Filter the entries below, keeping every line that has the word "description".

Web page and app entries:
*** Block opens ***
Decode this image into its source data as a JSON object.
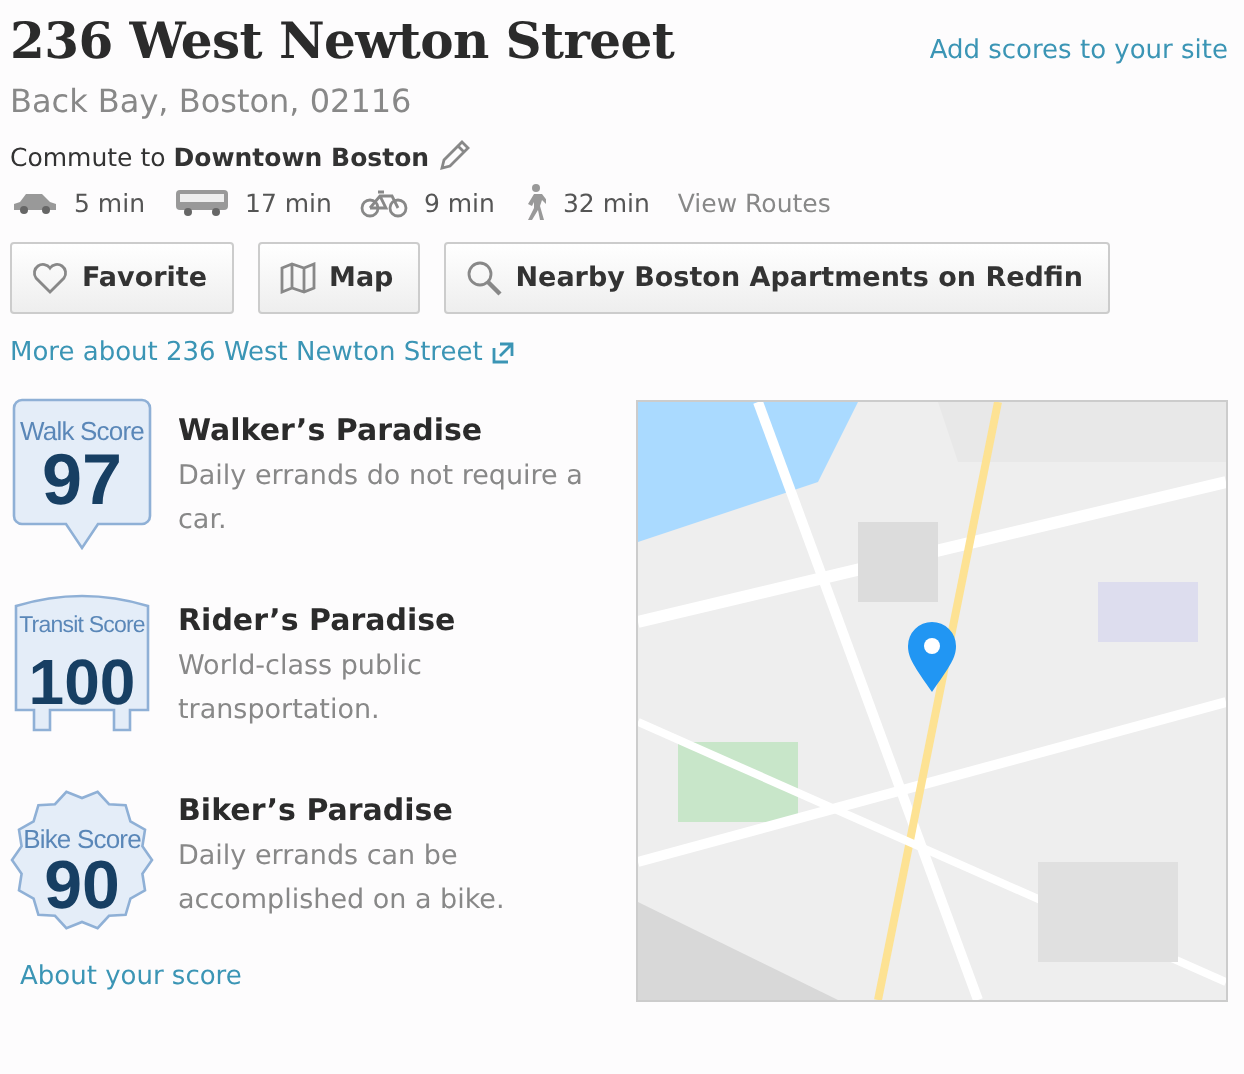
{
  "header": {
    "title": "236 West Newton Street",
    "site_link": "Add scores to your site",
    "location": "Back Bay, Boston, 02116"
  },
  "commute": {
    "prefix": "Commute to",
    "destination": "Downtown Boston",
    "modes": [
      {
        "kind": "car",
        "time": "5 min"
      },
      {
        "kind": "bus",
        "time": "17 min"
      },
      {
        "kind": "bike",
        "time": "9 min"
      },
      {
        "kind": "walk",
        "time": "32 min"
      }
    ],
    "routes_link": "View Routes"
  },
  "buttons": [
    {
      "kind": "heart",
      "label": "Favorite"
    },
    {
      "kind": "map",
      "label": "Map"
    },
    {
      "kind": "search",
      "label": "Nearby Boston Apartments on Redfin"
    }
  ],
  "more_link": "More about 236 West Newton Street",
  "scores": [
    {
      "kind": "walk",
      "badge_label": "Walk Score",
      "value": "97",
      "title": "Walker’s Paradise",
      "description": "Daily errands do not require a car."
    },
    {
      "kind": "transit",
      "badge_label": "Transit Score",
      "value": "100",
      "title": "Rider’s Paradise",
      "description": "World-class public transportation."
    },
    {
      "kind": "bike",
      "badge_label": "Bike Score",
      "value": "90",
      "title": "Biker’s Paradise",
      "description": "Daily errands can be accomplished on a bike."
    }
  ],
  "about_link": "About your score"
}
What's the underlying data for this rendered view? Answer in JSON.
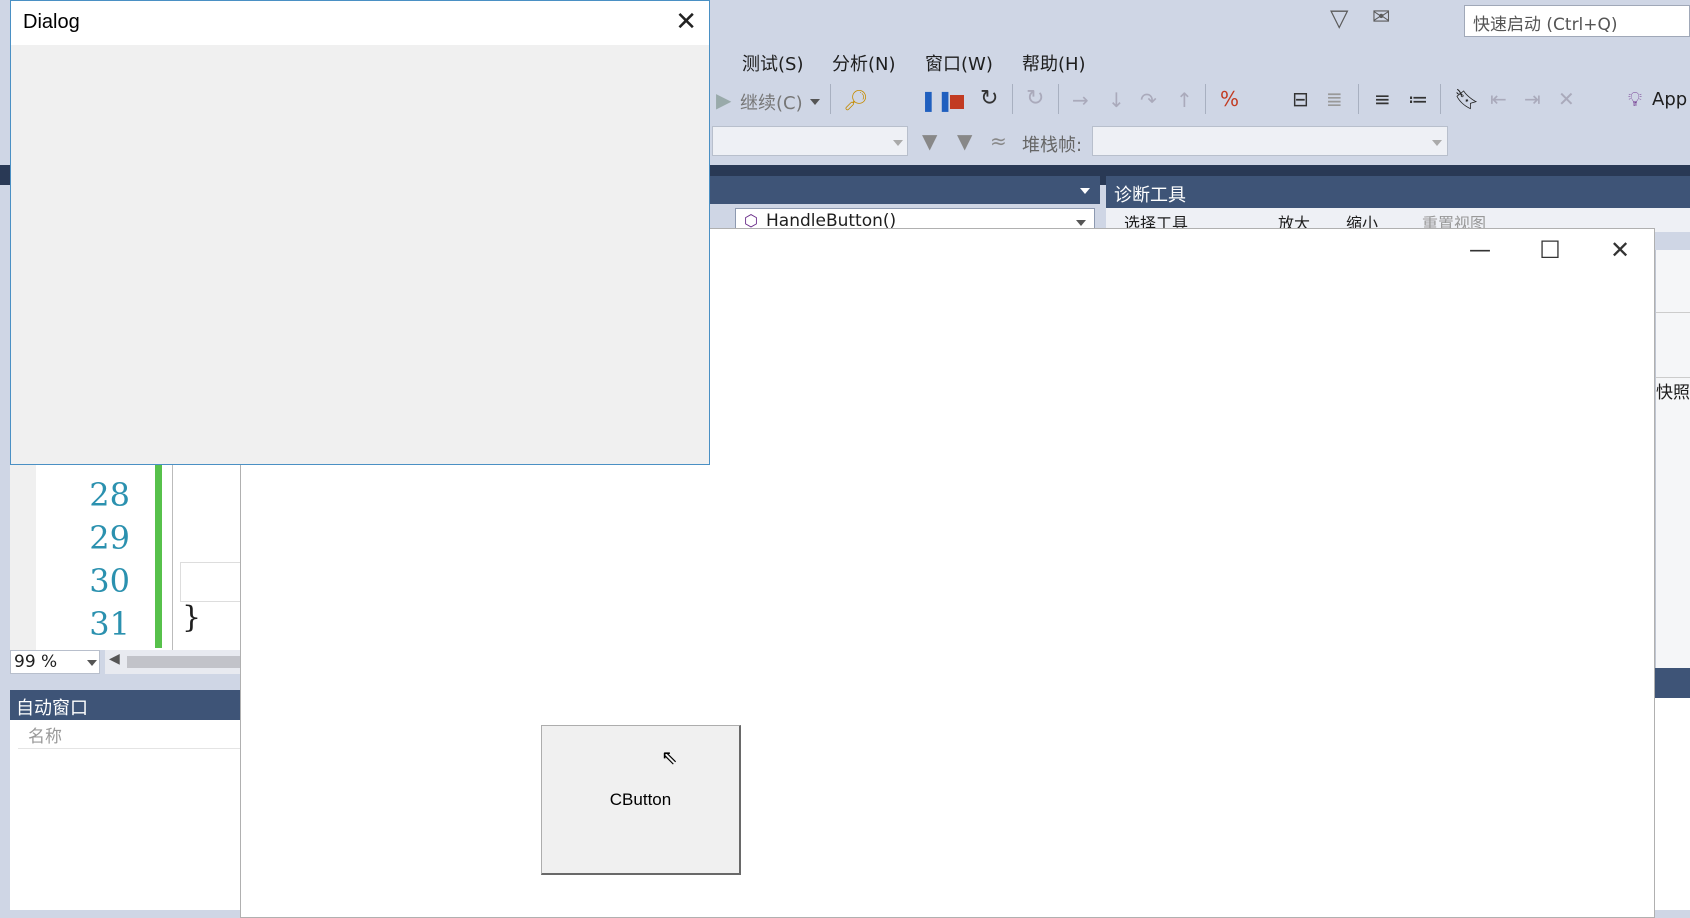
{
  "dialog": {
    "title": "Dialog",
    "close_glyph": "✕"
  },
  "menu": {
    "items": [
      "测试(S)",
      "分析(N)",
      "窗口(W)",
      "帮助(H)"
    ]
  },
  "quick_launch": {
    "placeholder": "快速启动 (Ctrl+Q)"
  },
  "toolbar": {
    "continue_label": "继续(C)",
    "stack_frame_label": "堆栈帧:",
    "app_label": "App"
  },
  "editor": {
    "member_combo": "HandleButton()",
    "line_numbers": [
      "28",
      "29",
      "30",
      "31"
    ],
    "brace": "}",
    "zoom": "99 %"
  },
  "diagnostics": {
    "title": "诊断工具",
    "toolbar_items": [
      "选择工具",
      "放大",
      "缩小",
      "重置视图"
    ],
    "snapshot_label": "快照"
  },
  "auto_window": {
    "title": "自动窗口",
    "column_name": "名称"
  },
  "main_window": {
    "minimize_glyph": "—",
    "maximize_glyph": "☐",
    "close_glyph": "✕",
    "button_label": "CButton"
  },
  "colors": {
    "vs_chrome": "#cfd6e5",
    "vs_dark": "#293955",
    "panel_header": "#3e5477",
    "line_number": "#2b91af",
    "change_bar": "#57c14b",
    "dialog_border": "#4a90c4"
  }
}
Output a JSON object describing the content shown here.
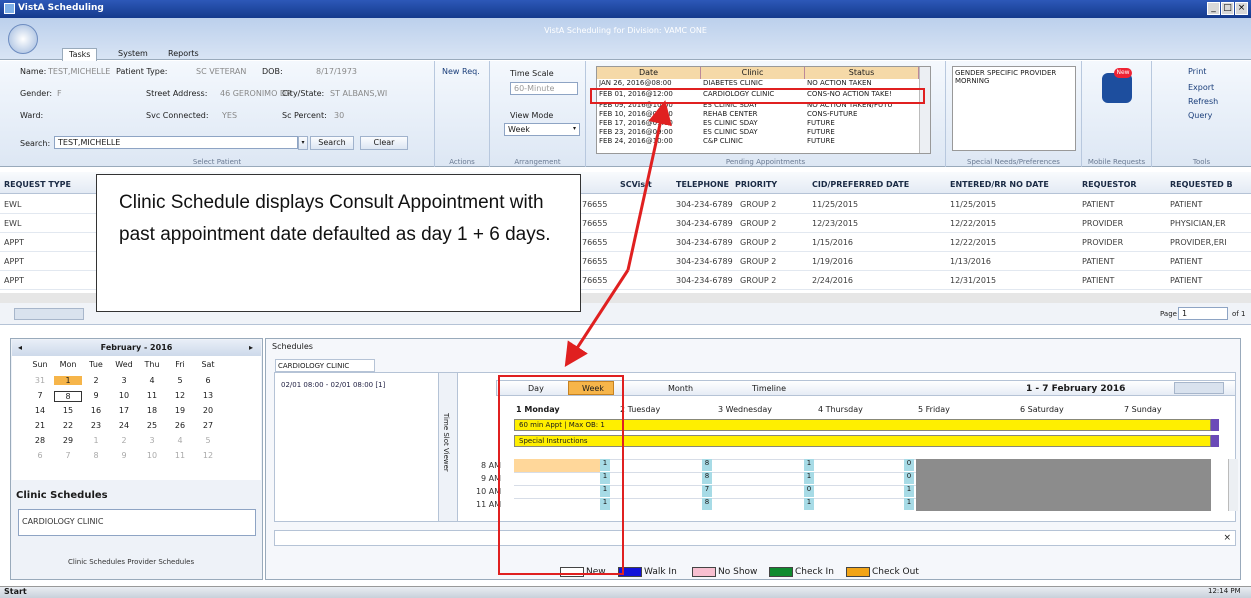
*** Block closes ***
• Result:
      "description": "Daily errands do not require a car."
      "description": "World-class public transportation."
      "description": "Daily errands can be accomplished on a bike."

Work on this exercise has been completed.